Input for this task:

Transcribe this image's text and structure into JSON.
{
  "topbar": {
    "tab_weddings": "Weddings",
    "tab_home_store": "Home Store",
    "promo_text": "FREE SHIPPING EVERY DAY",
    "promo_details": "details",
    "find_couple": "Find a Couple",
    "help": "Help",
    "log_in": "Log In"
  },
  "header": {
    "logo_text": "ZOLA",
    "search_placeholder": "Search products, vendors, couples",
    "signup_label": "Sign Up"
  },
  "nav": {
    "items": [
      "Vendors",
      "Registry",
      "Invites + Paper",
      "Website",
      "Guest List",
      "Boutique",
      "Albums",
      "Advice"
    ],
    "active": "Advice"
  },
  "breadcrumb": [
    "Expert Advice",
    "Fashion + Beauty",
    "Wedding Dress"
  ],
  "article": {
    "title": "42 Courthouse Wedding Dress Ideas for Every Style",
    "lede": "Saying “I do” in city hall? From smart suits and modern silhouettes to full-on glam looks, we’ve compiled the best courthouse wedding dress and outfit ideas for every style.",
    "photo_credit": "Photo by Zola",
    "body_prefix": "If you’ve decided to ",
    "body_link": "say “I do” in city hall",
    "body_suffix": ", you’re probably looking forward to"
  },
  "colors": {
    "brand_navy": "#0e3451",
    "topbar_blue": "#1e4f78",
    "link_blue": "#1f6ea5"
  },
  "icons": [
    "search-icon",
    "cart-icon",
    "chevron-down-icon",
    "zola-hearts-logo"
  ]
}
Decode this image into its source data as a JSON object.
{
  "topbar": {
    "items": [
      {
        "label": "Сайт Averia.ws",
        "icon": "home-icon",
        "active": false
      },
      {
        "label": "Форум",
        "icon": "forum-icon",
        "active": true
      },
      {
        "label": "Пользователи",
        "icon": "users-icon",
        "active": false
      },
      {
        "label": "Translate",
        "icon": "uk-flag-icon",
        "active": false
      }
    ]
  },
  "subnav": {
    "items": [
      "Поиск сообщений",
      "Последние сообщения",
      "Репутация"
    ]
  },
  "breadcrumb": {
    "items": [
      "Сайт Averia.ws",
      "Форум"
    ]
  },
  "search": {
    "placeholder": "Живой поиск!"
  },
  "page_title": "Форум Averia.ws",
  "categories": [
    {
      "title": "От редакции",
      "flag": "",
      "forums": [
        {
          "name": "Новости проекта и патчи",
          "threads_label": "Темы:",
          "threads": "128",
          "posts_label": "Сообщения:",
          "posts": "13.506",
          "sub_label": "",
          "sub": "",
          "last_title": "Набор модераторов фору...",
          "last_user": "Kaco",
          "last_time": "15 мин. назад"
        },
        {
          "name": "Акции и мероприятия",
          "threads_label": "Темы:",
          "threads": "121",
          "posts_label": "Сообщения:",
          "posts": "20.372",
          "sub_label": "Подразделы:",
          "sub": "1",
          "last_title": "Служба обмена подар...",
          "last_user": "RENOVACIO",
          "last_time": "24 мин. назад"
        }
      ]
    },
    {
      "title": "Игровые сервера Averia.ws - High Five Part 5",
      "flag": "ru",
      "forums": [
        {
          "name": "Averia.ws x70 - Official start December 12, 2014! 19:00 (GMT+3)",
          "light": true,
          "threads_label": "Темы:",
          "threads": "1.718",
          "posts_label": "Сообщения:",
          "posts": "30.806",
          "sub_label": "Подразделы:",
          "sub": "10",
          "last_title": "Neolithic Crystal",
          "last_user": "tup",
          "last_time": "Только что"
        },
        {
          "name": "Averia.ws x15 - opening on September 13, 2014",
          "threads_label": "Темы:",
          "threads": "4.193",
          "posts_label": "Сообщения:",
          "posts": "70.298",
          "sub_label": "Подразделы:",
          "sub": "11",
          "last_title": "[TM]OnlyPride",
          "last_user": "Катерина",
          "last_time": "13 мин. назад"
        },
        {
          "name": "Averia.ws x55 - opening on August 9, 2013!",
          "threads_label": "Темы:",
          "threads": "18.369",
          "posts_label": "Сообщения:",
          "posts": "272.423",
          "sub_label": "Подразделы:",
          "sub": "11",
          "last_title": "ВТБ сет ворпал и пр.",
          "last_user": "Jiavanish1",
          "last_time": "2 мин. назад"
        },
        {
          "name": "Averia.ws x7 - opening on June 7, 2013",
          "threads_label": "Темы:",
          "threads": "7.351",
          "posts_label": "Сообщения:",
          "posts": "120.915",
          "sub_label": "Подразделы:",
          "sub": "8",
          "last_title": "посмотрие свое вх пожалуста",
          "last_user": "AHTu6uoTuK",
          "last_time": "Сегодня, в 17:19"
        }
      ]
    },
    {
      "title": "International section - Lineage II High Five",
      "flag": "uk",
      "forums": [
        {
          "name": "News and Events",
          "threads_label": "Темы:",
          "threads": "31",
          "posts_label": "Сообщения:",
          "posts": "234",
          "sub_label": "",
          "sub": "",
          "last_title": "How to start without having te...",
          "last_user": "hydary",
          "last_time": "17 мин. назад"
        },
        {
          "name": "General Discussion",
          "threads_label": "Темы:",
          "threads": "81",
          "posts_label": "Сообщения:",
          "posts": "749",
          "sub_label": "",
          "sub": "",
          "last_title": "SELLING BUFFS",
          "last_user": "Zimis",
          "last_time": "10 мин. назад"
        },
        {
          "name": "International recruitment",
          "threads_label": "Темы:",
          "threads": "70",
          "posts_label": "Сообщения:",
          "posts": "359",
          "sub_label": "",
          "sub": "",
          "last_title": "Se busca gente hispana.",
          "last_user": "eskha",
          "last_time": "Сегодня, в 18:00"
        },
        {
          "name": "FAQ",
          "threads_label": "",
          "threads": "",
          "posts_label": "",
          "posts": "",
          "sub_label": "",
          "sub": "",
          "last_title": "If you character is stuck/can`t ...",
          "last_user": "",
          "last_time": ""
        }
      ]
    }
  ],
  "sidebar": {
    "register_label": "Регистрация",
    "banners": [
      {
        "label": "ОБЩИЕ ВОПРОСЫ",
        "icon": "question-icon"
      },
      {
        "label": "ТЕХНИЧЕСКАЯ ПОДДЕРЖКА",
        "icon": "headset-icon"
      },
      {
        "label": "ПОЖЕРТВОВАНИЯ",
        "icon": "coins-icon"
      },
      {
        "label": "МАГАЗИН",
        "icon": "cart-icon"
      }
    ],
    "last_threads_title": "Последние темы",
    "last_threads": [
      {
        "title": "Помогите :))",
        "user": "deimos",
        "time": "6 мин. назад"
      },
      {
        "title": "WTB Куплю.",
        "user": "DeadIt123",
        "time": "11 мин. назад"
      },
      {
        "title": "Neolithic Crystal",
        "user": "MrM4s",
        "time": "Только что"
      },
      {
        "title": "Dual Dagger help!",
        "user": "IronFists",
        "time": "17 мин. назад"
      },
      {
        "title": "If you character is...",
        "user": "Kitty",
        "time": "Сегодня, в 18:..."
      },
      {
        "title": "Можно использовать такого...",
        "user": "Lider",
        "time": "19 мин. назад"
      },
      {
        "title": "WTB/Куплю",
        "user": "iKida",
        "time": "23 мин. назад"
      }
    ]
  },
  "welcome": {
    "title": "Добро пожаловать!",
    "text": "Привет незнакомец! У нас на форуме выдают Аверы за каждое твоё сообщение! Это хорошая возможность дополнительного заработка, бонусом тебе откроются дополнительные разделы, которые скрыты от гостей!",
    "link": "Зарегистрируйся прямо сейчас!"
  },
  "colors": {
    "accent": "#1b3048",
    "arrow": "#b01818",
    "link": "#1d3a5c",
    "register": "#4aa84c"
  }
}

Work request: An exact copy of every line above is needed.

Response:
Transcribe this image's text and structure into JSON.
{
  "topbar": {
    "tab_weddings": "Weddings",
    "tab_home_store": "Home Store",
    "promo_text": "FREE SHIPPING EVERY DAY",
    "promo_details": "details",
    "find_couple": "Find a Couple",
    "help": "Help",
    "log_in": "Log In"
  },
  "header": {
    "logo_text": "ZOLA",
    "search_placeholder": "Search products, vendors, couples",
    "signup_label": "Sign Up"
  },
  "nav": {
    "items": [
      "Vendors",
      "Registry",
      "Invites + Paper",
      "Website",
      "Guest List",
      "Boutique",
      "Albums",
      "Advice"
    ],
    "active": "Advice"
  },
  "breadcrumb": [
    "Expert Advice",
    "Fashion + Beauty",
    "Wedding Dress"
  ],
  "article": {
    "title": "42 Courthouse Wedding Dress Ideas for Every Style",
    "lede": "Saying “I do” in city hall? From smart suits and modern silhouettes to full-on glam looks, we’ve compiled the best courthouse wedding dress and outfit ideas for every style.",
    "photo_credit": "Photo by Zola",
    "body_prefix": "If you’ve decided to ",
    "body_link": "say “I do” in city hall",
    "body_suffix": ", you’re probably looking forward to"
  },
  "colors": {
    "brand_navy": "#0e3451",
    "topbar_blue": "#1e4f78",
    "link_blue": "#1f6ea5"
  },
  "icons": [
    "search-icon",
    "cart-icon",
    "chevron-down-icon",
    "zola-hearts-logo"
  ]
}
Decode this image into its source data as a JSON object.
{
  "topbar": {
    "items": [
      {
        "label": "Сайт Averia.ws",
        "icon": "home-icon",
        "active": false
      },
      {
        "label": "Форум",
        "icon": "forum-icon",
        "active": true
      },
      {
        "label": "Пользователи",
        "icon": "users-icon",
        "active": false
      },
      {
        "label": "Translate",
        "icon": "uk-flag-icon",
        "active": false
      }
    ]
  },
  "subnav": {
    "items": [
      "Поиск сообщений",
      "Последние сообщения",
      "Репутация"
    ]
  },
  "breadcrumb": {
    "items": [
      "Сайт Averia.ws",
      "Форум"
    ]
  },
  "search": {
    "placeholder": "Живой поиск!"
  },
  "page_title": "Форум Averia.ws",
  "categories": [
    {
      "title": "От редакции",
      "flag": "",
      "forums": [
        {
          "name": "Новости проекта и патчи",
          "threads_label": "Темы:",
          "threads": "128",
          "posts_label": "Сообщения:",
          "posts": "13.506",
          "sub_label": "",
          "sub": "",
          "last_title": "Набор модераторов фору...",
          "last_user": "Kaco",
          "last_time": "15 мин. назад"
        },
        {
          "name": "Акции и мероприятия",
          "threads_label": "Темы:",
          "threads": "121",
          "posts_label": "Сообщения:",
          "posts": "20.372",
          "sub_label": "Подразделы:",
          "sub": "1",
          "last_title": "Служба обмена подар...",
          "last_user": "RENOVACIO",
          "last_time": "24 мин. назад"
        }
      ]
    },
    {
      "title": "Игровые сервера Averia.ws - High Five Part 5",
      "flag": "ru",
      "forums": [
        {
          "name": "Averia.ws x70 - Official start December 12, 2014! 19:00 (GMT+3)",
          "light": true,
          "threads_label": "Темы:",
          "threads": "1.718",
          "posts_label": "Сообщения:",
          "posts": "30.806",
          "sub_label": "Подразделы:",
          "sub": "10",
          "last_title": "Neolithic Crystal",
          "last_user": "tup",
          "last_time": "Только что"
        },
        {
          "name": "Averia.ws x15 - opening on September 13, 2014",
          "threads_label": "Темы:",
          "threads": "4.193",
          "posts_label": "Сообщения:",
          "posts": "70.298",
          "sub_label": "Подразделы:",
          "sub": "11",
          "last_title": "[TM]OnlyPride",
          "last_user": "Катерина",
          "last_time": "13 мин. назад"
        },
        {
          "name": "Averia.ws x55 - opening on August 9, 2013!",
          "threads_label": "Темы:",
          "threads": "18.369",
          "posts_label": "Сообщения:",
          "posts": "272.423",
          "sub_label": "Подразделы:",
          "sub": "11",
          "last_title": "ВТБ сет ворпал и пр.",
          "last_user": "Jiavanish1",
          "last_time": "2 мин. назад"
        },
        {
          "name": "Averia.ws x7 - opening on June 7, 2013",
          "threads_label": "Темы:",
          "threads": "7.351",
          "posts_label": "Сообщения:",
          "posts": "120.915",
          "sub_label": "Подразделы:",
          "sub": "8",
          "last_title": "посмотрие свое вх пожалуста",
          "last_user": "AHTu6uoTuK",
          "last_time": "Сегодня, в 17:19"
        }
      ]
    },
    {
      "title": "International section - Lineage II High Five",
      "flag": "uk",
      "forums": [
        {
          "name": "News and Events",
          "threads_label": "Темы:",
          "threads": "31",
          "posts_label": "Сообщения:",
          "posts": "234",
          "sub_label": "",
          "sub": "",
          "last_title": "How to start without having te...",
          "last_user": "hydary",
          "last_time": "17 мин. назад"
        },
        {
          "name": "General Discussion",
          "threads_label": "Темы:",
          "threads": "81",
          "posts_label": "Сообщения:",
          "posts": "749",
          "sub_label": "",
          "sub": "",
          "last_title": "SELLING BUFFS",
          "last_user": "Zimis",
          "last_time": "10 мин. назад"
        },
        {
          "name": "International recruitment",
          "threads_label": "Темы:",
          "threads": "70",
          "posts_label": "Сообщения:",
          "posts": "359",
          "sub_label": "",
          "sub": "",
          "last_title": "Se busca gente hispana.",
          "last_user": "eskha",
          "last_time": "Сегодня, в 18:00"
        },
        {
          "name": "FAQ",
          "threads_label": "",
          "threads": "",
          "posts_label": "",
          "posts": "",
          "sub_label": "",
          "sub": "",
          "last_title": "If you character is stuck/can`t ...",
          "last_user": "",
          "last_time": ""
        }
      ]
    }
  ],
  "sidebar": {
    "register_label": "Регистрация",
    "banners": [
      {
        "label": "ОБЩИЕ ВОПРОСЫ",
        "icon": "question-icon"
      },
      {
        "label": "ТЕХНИЧЕСКАЯ ПОДДЕРЖКА",
        "icon": "headset-icon"
      },
      {
        "label": "ПОЖЕРТВОВАНИЯ",
        "icon": "coins-icon"
      },
      {
        "label": "МАГАЗИН",
        "icon": "cart-icon"
      }
    ],
    "last_threads_title": "Последние темы",
    "last_threads": [
      {
        "title": "Помогите :))",
        "user": "deimos",
        "time": "6 мин. назад"
      },
      {
        "title": "WTB Куплю.",
        "user": "DeadIt123",
        "time": "11 мин. назад"
      },
      {
        "title": "Neolithic Crystal",
        "user": "MrM4s",
        "time": "Только что"
      },
      {
        "title": "Dual Dagger help!",
        "user": "IronFists",
        "time": "17 мин. назад"
      },
      {
        "title": "If you character is...",
        "user": "Kitty",
        "time": "Сегодня, в 18:..."
      },
      {
        "title": "Можно использовать такого...",
        "user": "Lider",
        "time": "19 мин. назад"
      },
      {
        "title": "WTB/Куплю",
        "user": "iKida",
        "time": "23 мин. назад"
      }
    ]
  },
  "welcome": {
    "title": "Добро пожаловать!",
    "text": "Привет незнакомец! У нас на форуме выдают Аверы за каждое твоё сообщение! Это хорошая возможность дополнительного заработка, бонусом тебе откроются дополнительные разделы, которые скрыты от гостей!",
    "link": "Зарегистрируйся прямо сейчас!"
  },
  "colors": {
    "accent": "#1b3048",
    "arrow": "#b01818",
    "link": "#1d3a5c",
    "register": "#4aa84c"
  }
}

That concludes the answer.